For the sake of time I won’t say much about this. But the fact is that Jesus HAS made us holy, blameless, and above reproach in God’s eyes. And yet, he IS still making us holy, blameless, and above reproach. And on the day of our resurrection he WILL finally present us holy, blameless, and above reproach as perfect human beings, recreated the way we were intended to be all along.

So suffice it to say, that one purpose of our reconciliation with God is to make us holy, blameless, and above reproach in the eyes of God. And Jesus, has done this, is doing this, and will do this.

And we can know for certain this process has begun by looking at our lives and examining them closely. That is the fourth fact from these verses I wanted to point out about our reconciliation. You see, our…

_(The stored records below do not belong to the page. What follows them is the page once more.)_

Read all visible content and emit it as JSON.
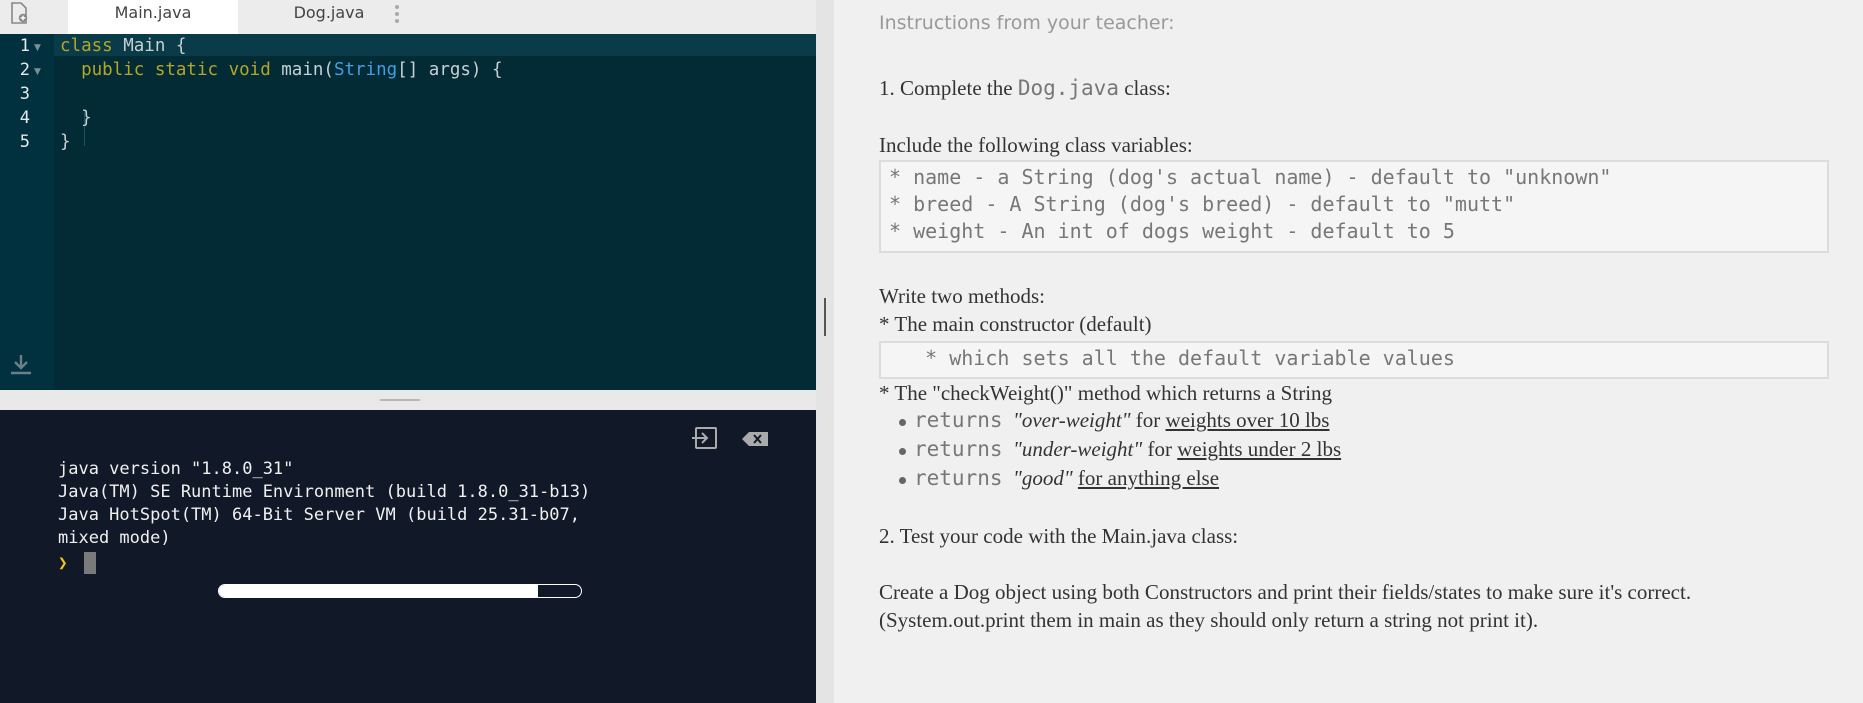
{
  "tabs": [
    {
      "label": "Main.java",
      "active": true
    },
    {
      "label": "Dog.java",
      "active": false
    }
  ],
  "editor": {
    "line_numbers": [
      "1",
      "2",
      "3",
      "4",
      "5"
    ],
    "lines": [
      {
        "kw": "class",
        "rest": " Main {"
      },
      {
        "indent": "  ",
        "kw": "public static void",
        "mid": " main(",
        "type": "String",
        "rest": "[] args) {"
      },
      {
        "rest": ""
      },
      {
        "rest": "  }"
      },
      {
        "rest": "}"
      }
    ]
  },
  "console": {
    "output_lines": [
      "java version \"1.8.0_31\"",
      "Java(TM) SE Runtime Environment (build 1.8.0_31-b13)",
      "Java HotSpot(TM) 64-Bit Server VM (build 25.31-b07,",
      "mixed mode)"
    ],
    "prompt_symbol": "❯",
    "progress": 0.88
  },
  "instructions": {
    "header": "Instructions from your teacher:",
    "step1_prefix": "1. Complete the ",
    "step1_code": "Dog.java",
    "step1_suffix": " class:",
    "vars_intro": "Include the following class variables:",
    "vars": [
      "* name - a String (dog's actual name) - default to \"unknown\"",
      "* breed - A String (dog's breed) - default to \"mutt\"",
      "* weight - An int of dogs weight - default to 5"
    ],
    "methods_intro": "Write two methods:",
    "method1": "* The main constructor (default)",
    "method1_detail": "   * which sets all the default variable values",
    "method2": "* The \"checkWeight()\" method which returns a String",
    "returns": [
      {
        "kw": "returns",
        "value": "\"over-weight\"",
        "for": " for ",
        "cond": "weights over 10 lbs"
      },
      {
        "kw": "returns",
        "value": "\"under-weight\"",
        "for": " for ",
        "cond": "weights under 2 lbs"
      },
      {
        "kw": "returns",
        "value": "\"good\"",
        "for": " ",
        "cond": "for anything else"
      }
    ],
    "step2": "2. Test your code with the Main.java class:",
    "final_line1": "Create a Dog object using both Constructors and print their fields/states to make sure it's correct.",
    "final_line2": "(System.out.print them in main as they should only return a string not print it)."
  },
  "colors": {
    "editor_bg": "#022b35",
    "console_bg": "#111827",
    "keyword": "#b4a626",
    "type": "#3fa0e5",
    "prompt": "#f5c518"
  }
}
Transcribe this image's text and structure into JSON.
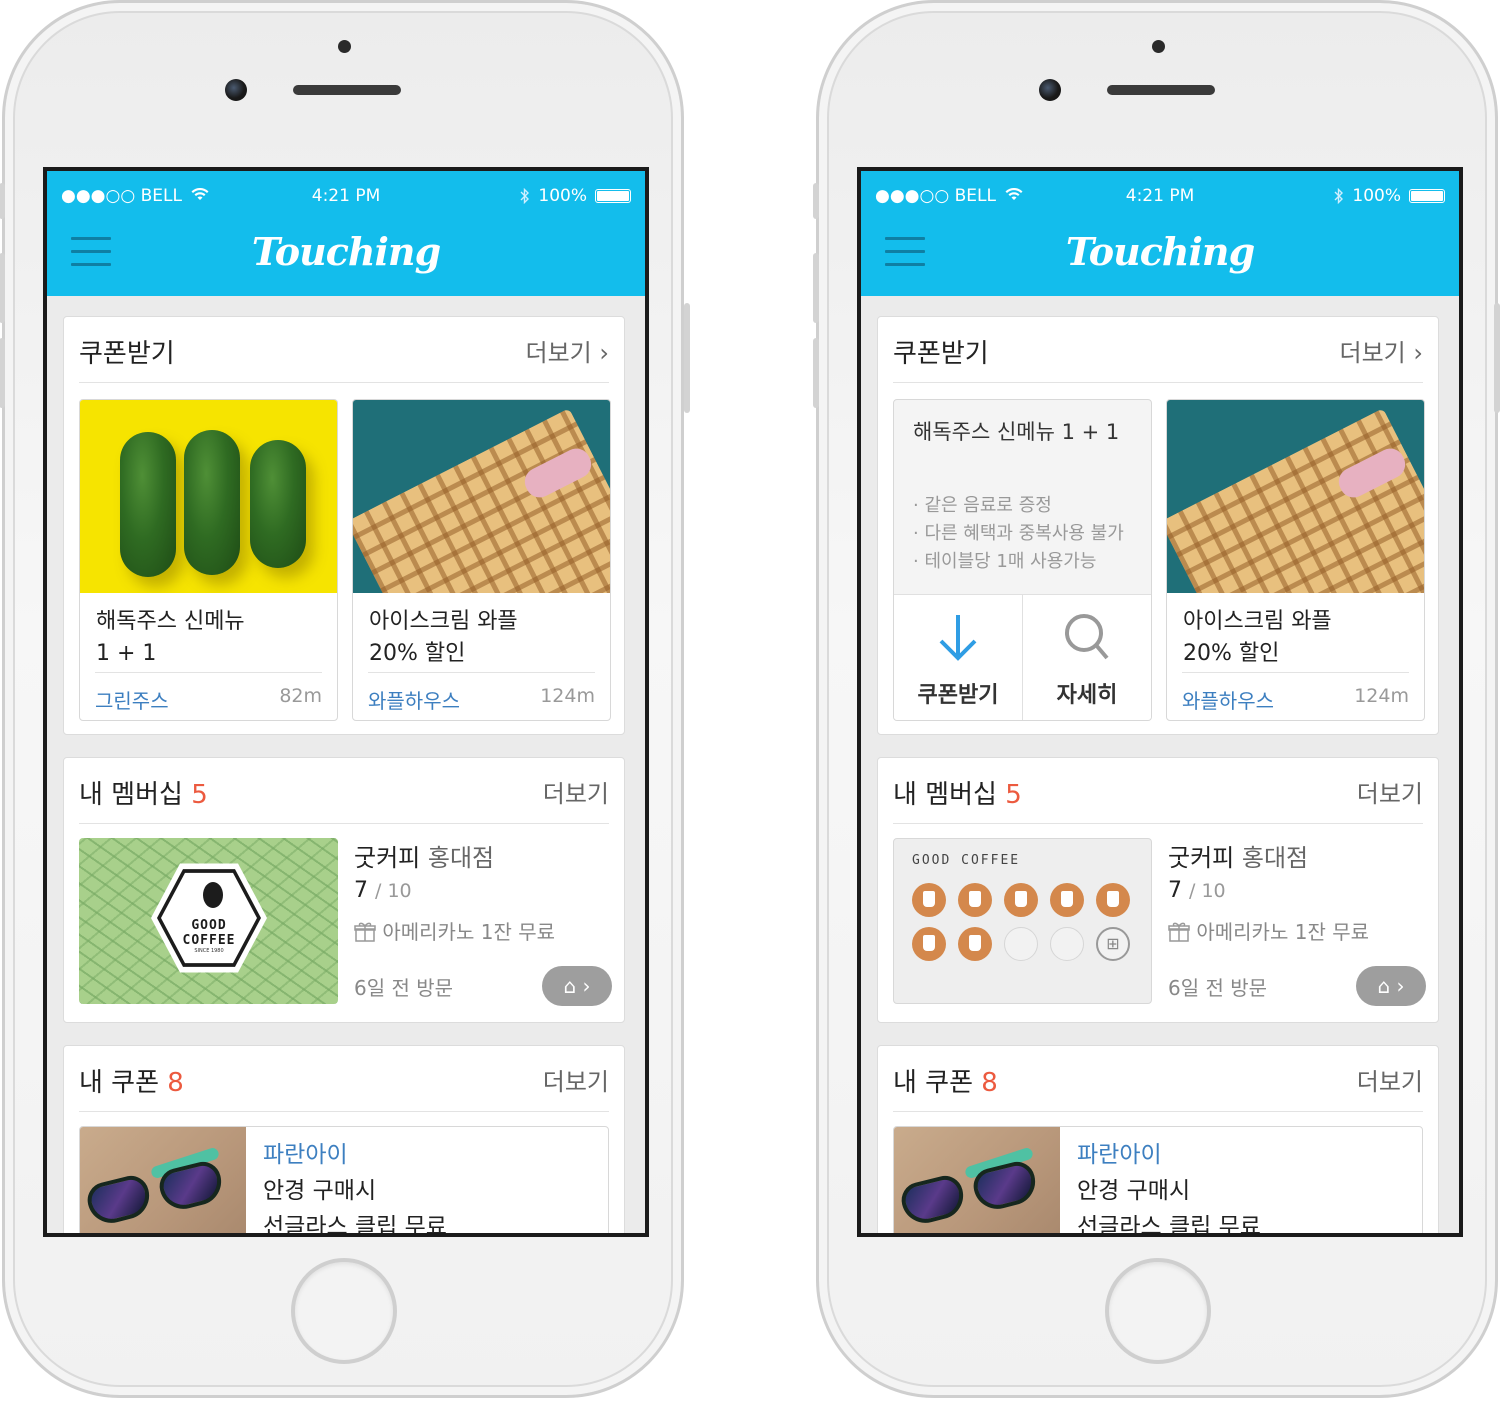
{
  "status": {
    "carrier": "●●●○○ BELL",
    "time": "4:21 PM",
    "battery": "100%"
  },
  "app": {
    "logo": "Touching"
  },
  "coupon_section": {
    "title": "쿠폰받기",
    "more": "더보기"
  },
  "coupons": [
    {
      "title_line1": "해독주스 신메뉴",
      "title_line2": "1 + 1",
      "store": "그린주스",
      "distance": "82m"
    },
    {
      "title_line1": "아이스크림 와플",
      "title_line2": "20% 할인",
      "store": "와플하우스",
      "distance": "124m"
    }
  ],
  "coupon_detail": {
    "title": "해독주스 신메뉴 1 + 1",
    "bullets": [
      "같은 음료로 증정",
      "다른 혜택과 중복사용 불가",
      "테이블당 1매 사용가능"
    ],
    "download_label": "쿠폰받기",
    "detail_label": "자세히"
  },
  "membership_section": {
    "title": "내 멤버십",
    "count": "5",
    "more": "더보기"
  },
  "membership": {
    "store": "굿커피",
    "branch": "홍대점",
    "stamps": "7",
    "total": "/ 10",
    "reward": "아메리카노 1잔 무료",
    "last_visit": "6일 전 방문",
    "card_brand": "GOOD COFFEE",
    "badge_since": "SINCE 1980",
    "store_btn": "⌂ ›"
  },
  "my_coupon_section": {
    "title": "내 쿠폰",
    "count_left": "8",
    "count_right": "8",
    "more": "더보기"
  },
  "my_coupon": {
    "store": "파란아이",
    "line1": "안경 구매시",
    "line2": "선글라스 클립 무료"
  },
  "colors": {
    "brand": "#13bdec",
    "accent": "#ec5a3f",
    "link": "#3d7fc0",
    "stamp": "#d4884c"
  },
  "icons": {
    "menu": "hamburger-icon",
    "wifi": "wifi-icon",
    "bluetooth": "bluetooth-icon",
    "download": "arrow-down-icon",
    "search": "search-icon",
    "gift": "gift-icon",
    "store": "store-icon"
  }
}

Reconciliation is proven when we remain firmly committed to the faith (23).

You prove your faith in Christ is genuine when, as Paul says in verse 23, “you continue in the faith, stable and steadfast, not shifting from the hope of the gospel that you heard.”

The fact is, that from a human perspective, it is difficult to determine whether someone’s faith is genuine. And counterfeit faith can look very real for a long time. So real that it is nearly impossible for us to distinguish between it and the real thing. The way Paul says we know that faith is real is by watching it persevere. By watching it remain focused on the hope set before it year after year. Paul says elsewhere that “he who began a good work in you will bring it to completion at the day of Jesus Christ.”

So there is no losing your salvation, there are no conditions on this promise that when God begins a good work in you that he will bring it to completion. He doesn’t begin a good work and let us get in the way and mess it up. Though if he removed his hand from us we most certainly would. As the old song says, we are prone to wander, and prone to leave the God we love. But God holds us tightly, he sees to it that the work he began in us reaches its conclusion.

And so, genuine faith, is faith that over the long haul remains steadfast and sure. That doesn’t mean we don’t wander from time to time. That doesn’t mean we don’t slip and fall and make a mess of things. But it does mean than when the dust has settled, that God has picked us back up, put us back on our feet, and set us back on the path that he started us on. A path that will one day lead to our own resurrection and to our shouting with the Apostle Paul: “O death, where is your victory? O death, where is your sting?”

Conclusion

Friends, Jesus Christ is the Lord of Creation and he is the Lord of Redemption. There is no part of creation that was not created by Jesus Christ and that there is no part of creation that will not be redeemed by Jesus Christ. All things were made in him, through him, and for him. And all things are redeemed in him, through him, and for him.

In a world where we are constantly confronted with the painful reality of death, knowing that there is a way to have victory over that death is really good news. I hope it has been made clear to you this morning that victory over death is found only in Jesus Christ who rose from the grave some two thousand years ago, defeating death once and for all for those who will place their faith in him. Make sure you have done that today. There is no better day for that than Easter.